Going through the entries, how many lines include the string "this"? Answer only with the number.
++++ Dataset records ++++
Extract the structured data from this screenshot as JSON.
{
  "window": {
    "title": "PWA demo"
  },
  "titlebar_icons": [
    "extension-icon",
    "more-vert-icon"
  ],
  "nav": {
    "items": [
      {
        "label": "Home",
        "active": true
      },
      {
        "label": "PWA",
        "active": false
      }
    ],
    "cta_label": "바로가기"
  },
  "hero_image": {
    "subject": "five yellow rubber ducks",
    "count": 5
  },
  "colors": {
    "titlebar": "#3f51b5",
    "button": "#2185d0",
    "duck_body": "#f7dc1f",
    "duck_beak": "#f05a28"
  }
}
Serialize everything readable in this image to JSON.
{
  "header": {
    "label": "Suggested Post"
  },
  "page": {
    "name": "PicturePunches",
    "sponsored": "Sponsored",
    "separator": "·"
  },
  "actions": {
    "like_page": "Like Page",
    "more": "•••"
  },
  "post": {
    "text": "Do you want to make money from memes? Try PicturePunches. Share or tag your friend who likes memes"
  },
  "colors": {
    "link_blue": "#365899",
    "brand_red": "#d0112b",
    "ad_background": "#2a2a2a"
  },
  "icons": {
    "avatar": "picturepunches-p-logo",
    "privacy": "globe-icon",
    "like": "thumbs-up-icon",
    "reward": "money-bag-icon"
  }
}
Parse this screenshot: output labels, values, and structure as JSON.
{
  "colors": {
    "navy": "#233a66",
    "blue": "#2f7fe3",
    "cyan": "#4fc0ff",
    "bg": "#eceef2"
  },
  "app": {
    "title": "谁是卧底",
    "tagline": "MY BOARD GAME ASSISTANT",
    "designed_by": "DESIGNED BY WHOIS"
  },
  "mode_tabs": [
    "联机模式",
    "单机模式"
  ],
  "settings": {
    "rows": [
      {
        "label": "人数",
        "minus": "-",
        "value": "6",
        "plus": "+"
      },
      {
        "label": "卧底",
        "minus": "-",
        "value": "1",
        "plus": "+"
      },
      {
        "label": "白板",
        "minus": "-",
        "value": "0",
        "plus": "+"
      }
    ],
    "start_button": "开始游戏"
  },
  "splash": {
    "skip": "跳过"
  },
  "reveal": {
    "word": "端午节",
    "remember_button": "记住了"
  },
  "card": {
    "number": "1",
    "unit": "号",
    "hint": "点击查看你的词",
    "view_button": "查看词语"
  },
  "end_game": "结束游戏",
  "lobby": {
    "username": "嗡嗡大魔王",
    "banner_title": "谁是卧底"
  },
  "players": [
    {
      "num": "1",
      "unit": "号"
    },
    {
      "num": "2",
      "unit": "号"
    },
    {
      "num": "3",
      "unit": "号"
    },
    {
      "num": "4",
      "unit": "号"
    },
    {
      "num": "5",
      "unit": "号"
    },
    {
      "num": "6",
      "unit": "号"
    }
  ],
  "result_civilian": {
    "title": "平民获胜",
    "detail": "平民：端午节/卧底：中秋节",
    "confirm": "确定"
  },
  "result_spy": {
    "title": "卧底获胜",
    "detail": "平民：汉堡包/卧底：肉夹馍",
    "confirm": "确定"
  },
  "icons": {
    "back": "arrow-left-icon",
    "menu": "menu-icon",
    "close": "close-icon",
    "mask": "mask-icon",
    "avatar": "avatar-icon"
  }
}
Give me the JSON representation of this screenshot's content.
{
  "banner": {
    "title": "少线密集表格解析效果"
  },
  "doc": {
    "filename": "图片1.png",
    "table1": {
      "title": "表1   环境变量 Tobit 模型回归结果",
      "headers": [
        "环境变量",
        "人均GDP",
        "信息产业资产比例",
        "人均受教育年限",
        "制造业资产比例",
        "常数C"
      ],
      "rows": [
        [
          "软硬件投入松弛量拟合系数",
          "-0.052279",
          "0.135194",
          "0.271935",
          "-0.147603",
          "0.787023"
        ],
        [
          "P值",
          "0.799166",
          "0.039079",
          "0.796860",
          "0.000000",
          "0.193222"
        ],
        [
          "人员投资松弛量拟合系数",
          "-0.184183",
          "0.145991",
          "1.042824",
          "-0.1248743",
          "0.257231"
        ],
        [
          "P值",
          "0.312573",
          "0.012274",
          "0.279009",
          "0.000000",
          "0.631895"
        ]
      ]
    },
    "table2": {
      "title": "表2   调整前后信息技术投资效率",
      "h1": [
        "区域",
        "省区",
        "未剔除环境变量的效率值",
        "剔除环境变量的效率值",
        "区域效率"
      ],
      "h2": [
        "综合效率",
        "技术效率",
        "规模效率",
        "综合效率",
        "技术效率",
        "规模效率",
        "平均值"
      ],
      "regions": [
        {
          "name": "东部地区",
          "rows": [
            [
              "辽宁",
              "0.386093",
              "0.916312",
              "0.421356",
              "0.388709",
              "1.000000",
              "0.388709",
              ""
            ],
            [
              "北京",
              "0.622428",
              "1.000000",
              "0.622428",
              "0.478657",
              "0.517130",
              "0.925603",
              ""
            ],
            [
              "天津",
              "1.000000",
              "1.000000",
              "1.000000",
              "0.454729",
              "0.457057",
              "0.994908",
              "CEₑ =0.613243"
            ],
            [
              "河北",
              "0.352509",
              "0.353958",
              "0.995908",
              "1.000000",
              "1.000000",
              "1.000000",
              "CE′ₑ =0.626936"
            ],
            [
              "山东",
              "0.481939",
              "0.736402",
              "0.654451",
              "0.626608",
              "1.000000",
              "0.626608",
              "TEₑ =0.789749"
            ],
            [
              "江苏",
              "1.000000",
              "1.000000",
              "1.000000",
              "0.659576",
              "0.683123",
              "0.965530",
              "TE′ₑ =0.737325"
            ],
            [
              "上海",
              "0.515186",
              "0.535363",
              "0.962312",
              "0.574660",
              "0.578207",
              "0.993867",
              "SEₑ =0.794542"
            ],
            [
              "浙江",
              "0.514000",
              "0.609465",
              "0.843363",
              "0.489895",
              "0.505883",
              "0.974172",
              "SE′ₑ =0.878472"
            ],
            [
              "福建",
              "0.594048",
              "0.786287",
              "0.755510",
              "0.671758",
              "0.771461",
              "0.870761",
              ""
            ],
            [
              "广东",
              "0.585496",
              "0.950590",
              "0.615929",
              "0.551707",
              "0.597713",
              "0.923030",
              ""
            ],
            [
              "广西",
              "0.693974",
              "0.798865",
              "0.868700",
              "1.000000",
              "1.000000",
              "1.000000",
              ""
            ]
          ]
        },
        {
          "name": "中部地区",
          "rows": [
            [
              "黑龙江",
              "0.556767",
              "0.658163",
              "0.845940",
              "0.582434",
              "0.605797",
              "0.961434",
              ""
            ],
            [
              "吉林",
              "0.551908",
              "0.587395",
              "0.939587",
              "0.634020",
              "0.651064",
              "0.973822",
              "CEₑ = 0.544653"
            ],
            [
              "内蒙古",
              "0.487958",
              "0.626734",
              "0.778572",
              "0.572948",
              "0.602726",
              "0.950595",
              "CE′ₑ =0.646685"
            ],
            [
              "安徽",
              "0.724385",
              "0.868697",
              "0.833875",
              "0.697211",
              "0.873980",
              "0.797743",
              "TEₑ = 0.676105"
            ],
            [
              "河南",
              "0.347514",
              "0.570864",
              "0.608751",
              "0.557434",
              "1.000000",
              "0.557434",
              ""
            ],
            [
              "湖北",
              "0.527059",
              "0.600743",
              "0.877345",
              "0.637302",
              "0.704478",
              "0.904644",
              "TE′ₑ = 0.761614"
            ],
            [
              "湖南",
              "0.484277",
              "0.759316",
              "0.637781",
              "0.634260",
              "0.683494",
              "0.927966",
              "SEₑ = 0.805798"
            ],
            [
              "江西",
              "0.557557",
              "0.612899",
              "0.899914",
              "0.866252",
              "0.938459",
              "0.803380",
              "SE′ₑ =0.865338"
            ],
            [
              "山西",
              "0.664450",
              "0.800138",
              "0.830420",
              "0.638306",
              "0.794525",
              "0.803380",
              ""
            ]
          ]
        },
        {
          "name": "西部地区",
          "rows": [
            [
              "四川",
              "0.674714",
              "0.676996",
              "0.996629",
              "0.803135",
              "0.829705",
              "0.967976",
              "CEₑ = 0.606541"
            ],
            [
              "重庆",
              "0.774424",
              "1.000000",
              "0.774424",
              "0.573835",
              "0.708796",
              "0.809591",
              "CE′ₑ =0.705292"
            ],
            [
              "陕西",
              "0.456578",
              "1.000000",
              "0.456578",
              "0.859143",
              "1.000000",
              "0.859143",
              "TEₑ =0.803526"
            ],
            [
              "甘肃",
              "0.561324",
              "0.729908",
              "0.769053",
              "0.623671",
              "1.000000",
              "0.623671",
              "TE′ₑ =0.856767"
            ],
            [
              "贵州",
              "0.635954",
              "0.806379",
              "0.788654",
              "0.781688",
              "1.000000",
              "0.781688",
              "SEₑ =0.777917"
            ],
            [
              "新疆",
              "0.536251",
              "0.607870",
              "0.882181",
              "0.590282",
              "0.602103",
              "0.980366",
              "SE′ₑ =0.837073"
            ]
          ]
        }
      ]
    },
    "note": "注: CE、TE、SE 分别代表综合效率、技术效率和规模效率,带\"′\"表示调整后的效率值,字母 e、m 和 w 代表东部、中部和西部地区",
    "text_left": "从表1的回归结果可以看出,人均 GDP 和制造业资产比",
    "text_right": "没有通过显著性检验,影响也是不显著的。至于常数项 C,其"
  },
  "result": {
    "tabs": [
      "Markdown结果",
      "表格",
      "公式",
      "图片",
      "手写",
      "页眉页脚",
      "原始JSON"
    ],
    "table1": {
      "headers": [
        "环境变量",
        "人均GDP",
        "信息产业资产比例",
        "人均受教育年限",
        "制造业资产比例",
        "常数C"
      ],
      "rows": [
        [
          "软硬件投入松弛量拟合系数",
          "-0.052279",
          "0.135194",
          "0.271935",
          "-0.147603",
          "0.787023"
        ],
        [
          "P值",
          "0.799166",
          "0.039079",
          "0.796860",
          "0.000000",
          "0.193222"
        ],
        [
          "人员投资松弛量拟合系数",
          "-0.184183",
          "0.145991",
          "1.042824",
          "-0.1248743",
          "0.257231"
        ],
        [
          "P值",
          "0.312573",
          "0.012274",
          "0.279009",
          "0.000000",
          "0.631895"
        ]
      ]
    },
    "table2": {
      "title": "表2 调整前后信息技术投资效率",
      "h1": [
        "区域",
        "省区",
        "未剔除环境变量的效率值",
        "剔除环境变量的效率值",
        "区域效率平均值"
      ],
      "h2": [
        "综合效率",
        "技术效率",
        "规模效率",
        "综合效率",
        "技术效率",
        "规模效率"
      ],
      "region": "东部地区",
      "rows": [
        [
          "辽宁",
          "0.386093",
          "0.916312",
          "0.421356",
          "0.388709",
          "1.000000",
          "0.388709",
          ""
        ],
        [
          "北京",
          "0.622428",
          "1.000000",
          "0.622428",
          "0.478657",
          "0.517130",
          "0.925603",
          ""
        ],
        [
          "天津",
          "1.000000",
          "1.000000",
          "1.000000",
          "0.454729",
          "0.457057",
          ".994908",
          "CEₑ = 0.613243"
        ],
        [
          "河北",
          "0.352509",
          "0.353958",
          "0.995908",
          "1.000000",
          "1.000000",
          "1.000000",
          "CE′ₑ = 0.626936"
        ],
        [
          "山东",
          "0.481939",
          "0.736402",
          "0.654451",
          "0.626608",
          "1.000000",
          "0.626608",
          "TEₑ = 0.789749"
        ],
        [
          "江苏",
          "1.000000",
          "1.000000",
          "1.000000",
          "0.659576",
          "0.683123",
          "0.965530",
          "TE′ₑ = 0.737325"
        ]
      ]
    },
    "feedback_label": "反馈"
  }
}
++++
→ Your solution:
4